What turns someone into a conspiracy theorist? Study to look at why some are more 'receptive' to such theories

What turns someone into a conspiracy theorist?

Study to look at why some are more 'receptive' to such theories
Chinese web dissenters using coded language to dodge censorship filters and vent frustration at government

Are you a 50-center?

Decoding the Chinese web dissenters
The Beatles film Help, released 50 years ago, signalled the birth of the 'metrosexual' man

Help signalled birth of 'metrosexual' man

The Beatles' moptop haircuts and dandified fashion introduced a new style for the modern Englishman, says Martin King
Hollywood's new diet: Has LA stolen New York's crown as the ultimate foodie trend-setter?

Hollywood's new diet trends

Has LA stolen New York's crown as the ultimate foodie trend-setter?
6 best recipe files

6 best recipe files

Get organised like a Bake Off champion and put all your show-stopping recipes in one place
Ashes 2015: Steven Finn goes from being unselectable to simply unplayable

Finn goes from being unselectable to simply unplayable

Middlesex bowler claims Ashes hat-trick of Clarke, Voges and Marsh
Mullah Omar, creator of the Taliban, is dead... for the fourth time

Mullah Omar, creator of the Taliban, is dead... again

I was once told that intelligence services declare their enemies dead to provoke them into popping up their heads and revealing their location, says Robert Fisk
Margaret Attwood on climate change: 'Time is running out for our fragile, Goldilocks planet'

Margaret Atwood on climate change

The author looks back on what she wrote about oil in 2009, and reflects on how the conversation has changed in a mere six years
New Dr Seuss manuscript discovered: What Pet Should I Get? goes on sale this week

New Dr Seuss manuscript discovered

What Pet Should I Get? goes on sale this week
Oculus Rift and the lonely cartoon hedgehog who could become the first ever virtual reality movie star

The cartoon hedgehog leading the way into a whole new reality

Virtual reality is the 'next chapter' of entertainment.

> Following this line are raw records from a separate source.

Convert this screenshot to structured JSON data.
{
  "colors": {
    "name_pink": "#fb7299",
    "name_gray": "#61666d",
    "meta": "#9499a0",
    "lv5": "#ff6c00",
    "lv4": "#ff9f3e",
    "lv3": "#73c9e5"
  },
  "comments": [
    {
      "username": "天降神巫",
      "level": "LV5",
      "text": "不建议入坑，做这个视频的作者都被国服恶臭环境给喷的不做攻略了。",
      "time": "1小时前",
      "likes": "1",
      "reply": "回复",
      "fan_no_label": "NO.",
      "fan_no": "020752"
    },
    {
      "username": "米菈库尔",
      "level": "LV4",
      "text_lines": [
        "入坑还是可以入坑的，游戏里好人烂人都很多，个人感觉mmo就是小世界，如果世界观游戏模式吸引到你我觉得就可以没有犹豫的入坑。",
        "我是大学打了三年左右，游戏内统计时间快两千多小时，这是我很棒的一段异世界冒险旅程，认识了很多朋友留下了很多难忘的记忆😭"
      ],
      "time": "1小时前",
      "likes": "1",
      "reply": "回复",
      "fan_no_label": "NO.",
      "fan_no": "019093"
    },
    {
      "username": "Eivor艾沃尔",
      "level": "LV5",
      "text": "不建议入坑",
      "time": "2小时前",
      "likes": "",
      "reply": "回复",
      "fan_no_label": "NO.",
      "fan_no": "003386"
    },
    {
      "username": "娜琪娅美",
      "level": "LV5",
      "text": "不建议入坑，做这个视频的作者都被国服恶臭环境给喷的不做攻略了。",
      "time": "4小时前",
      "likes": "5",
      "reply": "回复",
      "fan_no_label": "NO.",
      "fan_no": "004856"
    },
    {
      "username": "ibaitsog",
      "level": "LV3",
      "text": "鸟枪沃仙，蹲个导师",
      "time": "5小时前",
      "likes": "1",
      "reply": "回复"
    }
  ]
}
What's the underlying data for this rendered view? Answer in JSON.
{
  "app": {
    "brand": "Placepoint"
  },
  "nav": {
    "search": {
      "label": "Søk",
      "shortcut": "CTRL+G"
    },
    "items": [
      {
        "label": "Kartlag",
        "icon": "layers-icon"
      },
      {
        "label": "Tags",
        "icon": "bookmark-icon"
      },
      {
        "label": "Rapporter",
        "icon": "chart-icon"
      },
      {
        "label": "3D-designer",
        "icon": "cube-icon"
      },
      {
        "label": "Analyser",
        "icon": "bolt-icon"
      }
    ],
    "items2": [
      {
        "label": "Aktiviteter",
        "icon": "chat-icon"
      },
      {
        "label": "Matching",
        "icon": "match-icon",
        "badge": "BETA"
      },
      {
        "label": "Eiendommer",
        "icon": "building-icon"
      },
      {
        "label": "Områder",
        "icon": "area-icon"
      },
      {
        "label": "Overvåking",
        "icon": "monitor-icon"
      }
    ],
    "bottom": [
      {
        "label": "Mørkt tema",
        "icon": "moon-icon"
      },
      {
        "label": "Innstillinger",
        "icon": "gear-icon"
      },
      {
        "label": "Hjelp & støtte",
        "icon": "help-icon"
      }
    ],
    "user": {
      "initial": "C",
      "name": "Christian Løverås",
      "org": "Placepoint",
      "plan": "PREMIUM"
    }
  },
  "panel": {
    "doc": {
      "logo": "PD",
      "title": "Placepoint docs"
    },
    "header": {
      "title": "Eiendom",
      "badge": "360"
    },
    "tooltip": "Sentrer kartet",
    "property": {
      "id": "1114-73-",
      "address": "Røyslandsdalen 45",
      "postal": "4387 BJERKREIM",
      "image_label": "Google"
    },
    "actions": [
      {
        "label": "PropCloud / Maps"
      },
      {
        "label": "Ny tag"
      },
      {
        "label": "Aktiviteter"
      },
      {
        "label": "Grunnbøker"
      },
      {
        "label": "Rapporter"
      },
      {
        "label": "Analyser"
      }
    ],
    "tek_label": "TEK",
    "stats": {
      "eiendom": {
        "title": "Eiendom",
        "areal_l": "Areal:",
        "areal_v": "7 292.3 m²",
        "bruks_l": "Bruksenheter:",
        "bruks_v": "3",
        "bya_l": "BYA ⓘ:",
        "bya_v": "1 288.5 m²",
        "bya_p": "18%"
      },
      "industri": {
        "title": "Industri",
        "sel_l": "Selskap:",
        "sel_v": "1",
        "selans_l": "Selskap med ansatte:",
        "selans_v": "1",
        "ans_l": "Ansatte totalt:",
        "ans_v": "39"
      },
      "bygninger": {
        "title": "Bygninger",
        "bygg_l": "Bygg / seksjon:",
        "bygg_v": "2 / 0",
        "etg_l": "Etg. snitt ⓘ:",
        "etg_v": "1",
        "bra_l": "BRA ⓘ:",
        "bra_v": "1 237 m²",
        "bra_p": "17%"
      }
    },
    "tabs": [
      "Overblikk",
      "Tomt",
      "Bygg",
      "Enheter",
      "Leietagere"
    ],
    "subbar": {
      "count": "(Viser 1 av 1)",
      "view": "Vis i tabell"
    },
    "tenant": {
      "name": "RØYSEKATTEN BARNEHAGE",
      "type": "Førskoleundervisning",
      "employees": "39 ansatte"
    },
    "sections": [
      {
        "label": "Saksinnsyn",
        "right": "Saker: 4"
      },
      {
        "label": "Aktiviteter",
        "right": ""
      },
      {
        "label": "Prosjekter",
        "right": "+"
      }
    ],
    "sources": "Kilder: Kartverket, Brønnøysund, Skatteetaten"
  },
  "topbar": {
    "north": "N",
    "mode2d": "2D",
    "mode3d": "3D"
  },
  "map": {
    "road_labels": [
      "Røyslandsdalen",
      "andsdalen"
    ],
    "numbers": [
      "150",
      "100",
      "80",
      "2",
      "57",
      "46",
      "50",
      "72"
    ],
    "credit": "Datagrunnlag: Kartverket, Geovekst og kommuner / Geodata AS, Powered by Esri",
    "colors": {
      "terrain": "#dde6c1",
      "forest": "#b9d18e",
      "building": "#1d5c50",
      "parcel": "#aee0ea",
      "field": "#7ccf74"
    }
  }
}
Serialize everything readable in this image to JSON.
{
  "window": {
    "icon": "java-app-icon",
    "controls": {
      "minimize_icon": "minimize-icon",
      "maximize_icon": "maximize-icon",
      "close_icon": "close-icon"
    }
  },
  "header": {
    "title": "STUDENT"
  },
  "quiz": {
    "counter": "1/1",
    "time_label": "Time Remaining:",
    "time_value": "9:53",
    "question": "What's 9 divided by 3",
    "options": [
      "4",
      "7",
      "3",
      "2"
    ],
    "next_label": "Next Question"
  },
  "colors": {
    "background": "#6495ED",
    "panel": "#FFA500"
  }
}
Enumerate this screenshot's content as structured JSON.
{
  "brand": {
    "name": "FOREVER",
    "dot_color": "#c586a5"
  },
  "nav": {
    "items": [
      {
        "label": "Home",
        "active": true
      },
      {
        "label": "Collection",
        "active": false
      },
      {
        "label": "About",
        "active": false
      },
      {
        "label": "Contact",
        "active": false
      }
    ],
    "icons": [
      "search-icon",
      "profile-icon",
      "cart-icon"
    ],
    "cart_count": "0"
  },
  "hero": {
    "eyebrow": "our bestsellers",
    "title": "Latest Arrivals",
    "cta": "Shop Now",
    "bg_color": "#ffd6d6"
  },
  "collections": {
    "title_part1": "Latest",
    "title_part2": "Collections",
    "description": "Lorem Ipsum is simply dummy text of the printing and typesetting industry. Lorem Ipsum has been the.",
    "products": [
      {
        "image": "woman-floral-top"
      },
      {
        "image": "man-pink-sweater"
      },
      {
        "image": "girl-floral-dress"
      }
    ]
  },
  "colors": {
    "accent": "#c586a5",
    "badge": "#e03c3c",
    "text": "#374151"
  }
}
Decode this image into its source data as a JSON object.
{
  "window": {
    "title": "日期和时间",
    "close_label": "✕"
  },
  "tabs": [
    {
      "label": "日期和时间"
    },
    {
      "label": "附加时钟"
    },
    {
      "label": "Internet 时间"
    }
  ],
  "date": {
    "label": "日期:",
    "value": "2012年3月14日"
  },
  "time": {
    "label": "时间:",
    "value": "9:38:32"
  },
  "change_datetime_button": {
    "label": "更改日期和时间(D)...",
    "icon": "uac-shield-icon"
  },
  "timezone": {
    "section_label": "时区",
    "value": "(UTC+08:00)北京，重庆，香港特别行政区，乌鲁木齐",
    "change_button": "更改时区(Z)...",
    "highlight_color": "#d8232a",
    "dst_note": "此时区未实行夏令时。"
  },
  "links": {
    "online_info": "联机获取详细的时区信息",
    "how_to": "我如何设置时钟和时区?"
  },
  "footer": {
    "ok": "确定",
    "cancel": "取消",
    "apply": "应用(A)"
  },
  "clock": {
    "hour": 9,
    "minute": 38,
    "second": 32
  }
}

Tim Walker gives it a try
Ants have unique ability to switch between individual and collective action, says study

Secrets of ants' teamwork revealed

The insects have an almost unique ability to switch between individual and collective action
Donovan interview: The singer is releasing a greatest hits album to mark his 50th year in folk

Donovan marks his 50th year in folk

The singer tells Nick Duerden about receiving death threats, why the world is 'mentally ill', and how he can write a song about anything, from ecology to crumpets
Let's Race simulator: Ultra-realistic technology recreates thrill of the Formula One circuit

Simulator recreates thrill of F1 circuit

Rory Buckeridge gets behind the wheel and explains how it works